For my second recipe (strawberry-kiwi jam), I went back to my tried-and-true method of testing the jam on a saucer in the fridge. Rachel's description of when the jam is done was spot-on. The jam was so delicious, I found myself repeatedly going to the fridge to eat a spoonful.
I've made kiwi marmalade before, but it was nothing like this. And I've made fig jam, but it was nothing like Rachel's. Now I've got the recipes for success. And now that I'm convinced Rachel's a goddess, I'm no longer irritated by the cookbook's adulatory images. In fact, I might frame one and put it up on my kitchen wall.
Are her produce lists esoteric? Yes, indeed. And she doesn't hesitate to call for esoteric and expensive liquors, as well: does your local liquor store even carry St. Germain elderflower liqueur, and would you be wiling to fork over $30 for a bottle to perfect your White Nectarine Jam with Elderflower and Green Almonds? There are ingredients in the book I've never even heard of, despite living in an affluent, food-obsessed area (what IS "pine cone bud syrup," anyway?) You can certainly adapt her methods to whatever produce is available in your area, and your jams will be infinitely superior to the pectin-stiffened ones in the Cooperative Extension recipe pamphlets, but you might still find the preciousness of some of the book overall to be off-putting.

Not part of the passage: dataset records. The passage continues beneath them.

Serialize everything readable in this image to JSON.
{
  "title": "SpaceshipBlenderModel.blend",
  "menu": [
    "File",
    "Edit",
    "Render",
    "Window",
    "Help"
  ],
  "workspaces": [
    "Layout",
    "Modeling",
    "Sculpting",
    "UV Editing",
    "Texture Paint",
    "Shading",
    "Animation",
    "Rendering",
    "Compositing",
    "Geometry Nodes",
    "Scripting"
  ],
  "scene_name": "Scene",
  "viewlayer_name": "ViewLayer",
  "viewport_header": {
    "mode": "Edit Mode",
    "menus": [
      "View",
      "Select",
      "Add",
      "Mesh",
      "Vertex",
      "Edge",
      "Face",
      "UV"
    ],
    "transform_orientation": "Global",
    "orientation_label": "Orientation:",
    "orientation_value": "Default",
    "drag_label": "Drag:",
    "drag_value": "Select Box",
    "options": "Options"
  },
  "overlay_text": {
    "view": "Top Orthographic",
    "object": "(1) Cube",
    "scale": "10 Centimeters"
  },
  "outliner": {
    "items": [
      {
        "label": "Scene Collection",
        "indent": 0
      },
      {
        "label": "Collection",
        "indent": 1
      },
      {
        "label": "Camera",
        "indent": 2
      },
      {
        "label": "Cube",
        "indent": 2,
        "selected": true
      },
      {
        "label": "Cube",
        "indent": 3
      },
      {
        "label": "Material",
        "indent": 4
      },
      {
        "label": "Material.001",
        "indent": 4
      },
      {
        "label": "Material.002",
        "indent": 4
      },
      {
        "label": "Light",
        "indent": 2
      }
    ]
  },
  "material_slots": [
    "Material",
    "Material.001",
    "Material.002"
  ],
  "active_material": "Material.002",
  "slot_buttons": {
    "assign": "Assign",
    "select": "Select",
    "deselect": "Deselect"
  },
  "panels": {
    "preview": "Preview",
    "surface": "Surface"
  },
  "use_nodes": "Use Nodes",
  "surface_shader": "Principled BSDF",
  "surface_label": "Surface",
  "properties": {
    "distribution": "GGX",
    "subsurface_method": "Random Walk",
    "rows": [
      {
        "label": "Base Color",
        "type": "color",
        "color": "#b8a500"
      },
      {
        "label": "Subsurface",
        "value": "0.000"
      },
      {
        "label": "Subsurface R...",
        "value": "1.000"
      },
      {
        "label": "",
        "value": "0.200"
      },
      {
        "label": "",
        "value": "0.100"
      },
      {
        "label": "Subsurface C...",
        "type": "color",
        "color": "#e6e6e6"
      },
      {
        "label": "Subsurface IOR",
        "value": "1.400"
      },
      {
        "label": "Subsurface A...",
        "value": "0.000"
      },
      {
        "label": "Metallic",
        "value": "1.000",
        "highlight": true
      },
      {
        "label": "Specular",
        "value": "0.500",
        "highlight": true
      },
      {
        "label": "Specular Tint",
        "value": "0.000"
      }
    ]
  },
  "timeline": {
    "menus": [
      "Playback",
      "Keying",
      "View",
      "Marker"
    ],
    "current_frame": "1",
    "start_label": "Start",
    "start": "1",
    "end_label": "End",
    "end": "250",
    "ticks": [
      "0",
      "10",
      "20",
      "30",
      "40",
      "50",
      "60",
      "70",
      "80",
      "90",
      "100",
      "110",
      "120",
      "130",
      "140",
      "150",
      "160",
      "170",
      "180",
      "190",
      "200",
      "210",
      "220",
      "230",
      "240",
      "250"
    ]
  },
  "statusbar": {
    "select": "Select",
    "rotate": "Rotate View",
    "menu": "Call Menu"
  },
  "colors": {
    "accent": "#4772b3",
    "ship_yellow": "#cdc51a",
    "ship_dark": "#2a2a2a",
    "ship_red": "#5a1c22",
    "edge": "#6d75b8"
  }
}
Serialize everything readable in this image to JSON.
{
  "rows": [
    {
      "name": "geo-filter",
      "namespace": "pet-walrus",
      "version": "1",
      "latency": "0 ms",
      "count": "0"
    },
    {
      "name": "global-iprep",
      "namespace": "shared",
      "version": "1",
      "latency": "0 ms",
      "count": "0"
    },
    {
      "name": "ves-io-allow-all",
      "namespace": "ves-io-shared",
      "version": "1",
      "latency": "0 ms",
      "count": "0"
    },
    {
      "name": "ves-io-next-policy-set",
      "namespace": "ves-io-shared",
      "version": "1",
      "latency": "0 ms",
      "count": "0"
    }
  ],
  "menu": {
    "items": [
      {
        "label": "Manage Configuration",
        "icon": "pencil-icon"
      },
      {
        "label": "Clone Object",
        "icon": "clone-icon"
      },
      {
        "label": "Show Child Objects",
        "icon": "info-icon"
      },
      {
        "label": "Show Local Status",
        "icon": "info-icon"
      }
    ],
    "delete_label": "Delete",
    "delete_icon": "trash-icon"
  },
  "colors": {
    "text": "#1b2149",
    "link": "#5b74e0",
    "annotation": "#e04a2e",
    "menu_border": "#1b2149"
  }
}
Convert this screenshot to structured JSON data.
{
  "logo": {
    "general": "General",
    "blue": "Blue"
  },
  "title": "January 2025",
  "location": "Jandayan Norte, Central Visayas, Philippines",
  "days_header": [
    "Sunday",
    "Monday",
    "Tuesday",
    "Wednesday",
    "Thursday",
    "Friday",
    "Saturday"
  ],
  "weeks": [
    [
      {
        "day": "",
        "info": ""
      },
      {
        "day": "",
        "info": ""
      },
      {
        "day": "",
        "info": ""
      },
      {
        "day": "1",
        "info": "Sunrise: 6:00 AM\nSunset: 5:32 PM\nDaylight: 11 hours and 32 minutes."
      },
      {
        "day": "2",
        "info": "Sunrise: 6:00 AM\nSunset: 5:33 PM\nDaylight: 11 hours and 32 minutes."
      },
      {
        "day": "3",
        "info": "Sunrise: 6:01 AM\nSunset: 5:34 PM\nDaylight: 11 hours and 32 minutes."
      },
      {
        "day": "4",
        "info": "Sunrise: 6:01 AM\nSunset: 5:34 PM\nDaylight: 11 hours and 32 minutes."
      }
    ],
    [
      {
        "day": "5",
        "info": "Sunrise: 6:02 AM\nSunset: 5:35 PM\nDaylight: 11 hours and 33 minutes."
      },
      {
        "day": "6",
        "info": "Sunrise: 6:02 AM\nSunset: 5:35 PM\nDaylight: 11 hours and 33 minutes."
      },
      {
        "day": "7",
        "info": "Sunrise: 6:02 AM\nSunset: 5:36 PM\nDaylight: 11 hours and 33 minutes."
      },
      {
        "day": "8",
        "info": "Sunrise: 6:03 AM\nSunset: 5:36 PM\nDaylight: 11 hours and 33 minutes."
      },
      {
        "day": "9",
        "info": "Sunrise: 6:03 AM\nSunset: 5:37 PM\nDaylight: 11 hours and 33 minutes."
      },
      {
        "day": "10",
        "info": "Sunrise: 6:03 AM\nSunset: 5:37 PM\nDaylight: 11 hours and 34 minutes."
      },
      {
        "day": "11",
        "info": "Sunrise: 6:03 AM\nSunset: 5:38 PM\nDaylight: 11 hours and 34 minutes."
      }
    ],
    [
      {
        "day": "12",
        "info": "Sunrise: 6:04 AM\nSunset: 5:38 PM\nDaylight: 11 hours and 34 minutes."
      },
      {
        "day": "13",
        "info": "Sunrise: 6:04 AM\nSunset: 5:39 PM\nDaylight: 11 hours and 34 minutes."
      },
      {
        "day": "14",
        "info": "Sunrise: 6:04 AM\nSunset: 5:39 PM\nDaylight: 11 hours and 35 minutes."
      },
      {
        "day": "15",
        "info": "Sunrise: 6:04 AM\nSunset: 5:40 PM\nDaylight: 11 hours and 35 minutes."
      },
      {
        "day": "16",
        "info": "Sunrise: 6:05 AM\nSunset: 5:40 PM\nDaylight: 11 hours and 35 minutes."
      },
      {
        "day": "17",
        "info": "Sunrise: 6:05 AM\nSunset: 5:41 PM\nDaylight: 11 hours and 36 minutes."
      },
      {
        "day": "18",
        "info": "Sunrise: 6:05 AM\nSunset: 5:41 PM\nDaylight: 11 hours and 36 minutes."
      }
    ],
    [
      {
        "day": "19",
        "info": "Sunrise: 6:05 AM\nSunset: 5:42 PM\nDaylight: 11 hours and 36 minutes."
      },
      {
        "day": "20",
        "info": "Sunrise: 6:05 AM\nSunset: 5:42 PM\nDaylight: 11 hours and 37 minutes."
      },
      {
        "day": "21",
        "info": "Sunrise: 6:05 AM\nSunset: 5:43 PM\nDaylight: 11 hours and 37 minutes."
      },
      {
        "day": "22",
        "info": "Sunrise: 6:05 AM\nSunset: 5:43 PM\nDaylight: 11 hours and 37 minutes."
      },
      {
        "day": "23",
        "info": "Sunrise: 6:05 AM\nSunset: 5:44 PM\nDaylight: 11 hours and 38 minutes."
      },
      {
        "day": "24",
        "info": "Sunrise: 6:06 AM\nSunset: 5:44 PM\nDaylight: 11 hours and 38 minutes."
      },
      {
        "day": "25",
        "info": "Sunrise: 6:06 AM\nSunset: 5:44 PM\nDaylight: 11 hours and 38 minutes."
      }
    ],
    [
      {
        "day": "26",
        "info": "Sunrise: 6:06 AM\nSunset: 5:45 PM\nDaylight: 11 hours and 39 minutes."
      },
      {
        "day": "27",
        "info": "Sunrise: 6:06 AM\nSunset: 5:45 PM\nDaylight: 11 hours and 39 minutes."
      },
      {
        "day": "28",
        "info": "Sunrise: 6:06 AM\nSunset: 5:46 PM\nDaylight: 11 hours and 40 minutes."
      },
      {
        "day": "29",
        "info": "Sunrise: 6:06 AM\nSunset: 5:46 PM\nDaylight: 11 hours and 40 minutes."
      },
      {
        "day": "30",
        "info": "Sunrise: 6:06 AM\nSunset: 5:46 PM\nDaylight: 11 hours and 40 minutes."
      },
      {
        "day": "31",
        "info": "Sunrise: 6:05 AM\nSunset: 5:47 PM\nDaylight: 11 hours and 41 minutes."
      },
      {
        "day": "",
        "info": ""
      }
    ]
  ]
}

Top international reviews
The photos take most of it, they are nice, in good colors, but probably rather useless in that quantity and size.
The letters are printed in gray on shiny paper that makes reading difficult.
There is not enough content for the size and price of the book - but you may discover some ideas in the recipes.
I found the technical side rather short and weak.